Microsemia polygaloides (A. Gray) Greene

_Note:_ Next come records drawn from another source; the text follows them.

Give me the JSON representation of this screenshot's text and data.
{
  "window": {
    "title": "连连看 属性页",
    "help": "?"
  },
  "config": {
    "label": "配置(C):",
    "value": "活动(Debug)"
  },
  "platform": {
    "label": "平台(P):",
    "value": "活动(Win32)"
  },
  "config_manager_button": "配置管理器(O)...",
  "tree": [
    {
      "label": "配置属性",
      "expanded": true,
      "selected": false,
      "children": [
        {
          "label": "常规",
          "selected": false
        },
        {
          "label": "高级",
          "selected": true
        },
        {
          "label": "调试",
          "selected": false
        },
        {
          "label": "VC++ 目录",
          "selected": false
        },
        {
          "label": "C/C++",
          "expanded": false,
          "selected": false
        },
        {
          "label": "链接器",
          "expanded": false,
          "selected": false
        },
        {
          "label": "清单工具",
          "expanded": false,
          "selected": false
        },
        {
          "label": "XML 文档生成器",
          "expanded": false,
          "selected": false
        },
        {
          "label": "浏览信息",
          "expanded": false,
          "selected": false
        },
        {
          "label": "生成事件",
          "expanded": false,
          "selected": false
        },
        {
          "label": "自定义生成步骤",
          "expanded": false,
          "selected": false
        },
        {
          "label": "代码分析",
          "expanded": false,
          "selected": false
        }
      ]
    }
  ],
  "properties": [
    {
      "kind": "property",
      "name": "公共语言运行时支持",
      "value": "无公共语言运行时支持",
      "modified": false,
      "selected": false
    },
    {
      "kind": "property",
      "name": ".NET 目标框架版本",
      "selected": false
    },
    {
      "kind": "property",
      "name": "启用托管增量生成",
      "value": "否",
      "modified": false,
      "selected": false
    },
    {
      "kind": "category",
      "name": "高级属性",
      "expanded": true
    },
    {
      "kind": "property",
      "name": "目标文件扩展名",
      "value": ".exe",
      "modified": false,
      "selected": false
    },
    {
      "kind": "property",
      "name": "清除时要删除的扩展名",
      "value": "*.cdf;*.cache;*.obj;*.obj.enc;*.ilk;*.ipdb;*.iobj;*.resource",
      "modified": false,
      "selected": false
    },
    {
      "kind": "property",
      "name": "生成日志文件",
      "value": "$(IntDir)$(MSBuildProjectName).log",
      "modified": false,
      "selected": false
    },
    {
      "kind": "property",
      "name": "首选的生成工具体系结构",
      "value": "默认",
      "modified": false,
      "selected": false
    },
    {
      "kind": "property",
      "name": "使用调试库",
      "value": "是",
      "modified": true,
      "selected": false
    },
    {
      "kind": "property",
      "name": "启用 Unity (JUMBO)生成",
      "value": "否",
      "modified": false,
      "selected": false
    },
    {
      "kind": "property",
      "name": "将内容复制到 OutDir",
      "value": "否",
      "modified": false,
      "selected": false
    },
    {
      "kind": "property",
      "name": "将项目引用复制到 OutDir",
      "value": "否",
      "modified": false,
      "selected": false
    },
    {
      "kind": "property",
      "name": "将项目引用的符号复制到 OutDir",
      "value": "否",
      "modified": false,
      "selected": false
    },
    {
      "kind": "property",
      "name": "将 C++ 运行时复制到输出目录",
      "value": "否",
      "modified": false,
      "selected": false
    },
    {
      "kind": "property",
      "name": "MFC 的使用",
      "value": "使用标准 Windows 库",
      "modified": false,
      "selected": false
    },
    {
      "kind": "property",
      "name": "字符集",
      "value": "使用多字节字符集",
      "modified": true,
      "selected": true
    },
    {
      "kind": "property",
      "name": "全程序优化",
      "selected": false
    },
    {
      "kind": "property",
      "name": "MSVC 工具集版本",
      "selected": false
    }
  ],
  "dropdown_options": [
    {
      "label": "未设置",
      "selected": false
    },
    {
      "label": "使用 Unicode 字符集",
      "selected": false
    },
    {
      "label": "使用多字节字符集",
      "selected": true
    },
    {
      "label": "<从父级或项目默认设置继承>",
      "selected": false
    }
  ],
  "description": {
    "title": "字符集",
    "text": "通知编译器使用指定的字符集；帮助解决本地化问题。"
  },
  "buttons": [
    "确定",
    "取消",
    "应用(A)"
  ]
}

Annuals; (sometimes glaucous), glabrous throughout. Stems unbranched or branched distally, (0.8-)2-8(-10) dm. Basal leaves (soon withered); rosulate; petiolate; blade 1- or 2-pinnatifid (with broadly linear to filiform lobes), 2-20 cm, margins sinuate-dentate. Cauline leaves: blade linear, 1-10 cm × 1-3 mm, (smaller distally), base auriculate, margins entire. Racemes ebracteate, (lax). Fruiting pedicels strongly recurved, 2-5 mm. Flowers (markedly zygomorphic); calyx urceolate; sepals greenish yellow or purplish, (abaxial broadly ovate, not keeled, 4-6 × 3-4 mm, lateral ovate-lanceolate, keeled, 4-6 × 1.5-2 mm, adaxial suborbicular to broadly ovate-cordate, forming a bannerlike hood, keeled, 4-6 × 6-8 mm); petals white (with brownish veins), 5-8 mm, blade 1-3 × 0.7-1.2 mm, margins crisped (channeled), claw 4-5 mm, wider than blade; stamens in 3 unequal pairs; filaments: abaxial pair (distinct), 4-5 mm, lateral pair 3-4 mm, adaxial pair (connate), 5-6 mm; anthers: abaxial and lateral pairs fertile, 1.5-2 mm, adaxial pairs sterile, 0.3-0.7 mm; gynophore 0.1-0.4 mm. Fruits pendent, smooth, straight, flattened, 2.4-5.6 cm × 1.2-1.7 mm; valves each with obscure or somewhat prominent midvein; replum straight; ovules (10-)18-50 per ovary; style 0.8-2 mm; stigma entire. Seeds oblong, 1.7-2 × 0.9-1.1 mm; wing 0.2-0.3 mm wide, distal. 2n = 28.
Flowering May-Jul. Serpentine substrates in grasslands, openings chaparral, oak and pine woodlands; 200-1900 m; Calif.
Streptanthus polygaloides is highly variable in plant height, flower color, fruit size, and dissection of basal leaves. Further studies may lead to recognition of infraspecific taxa. The species is distributed in Butte, Calaveras, El Dorado, Fresno, Mariposa, Nevada, Sierra, Tuolumne, and Yuba counties.
Streptanthus polygaloides is one of the few nickel hyperaccumulators in the flora area, and it averages 2,430-18,600 µg/g dry weight (R. D. Reeves et al. 1981; A. R. Kruckeberg and Reeves 1995).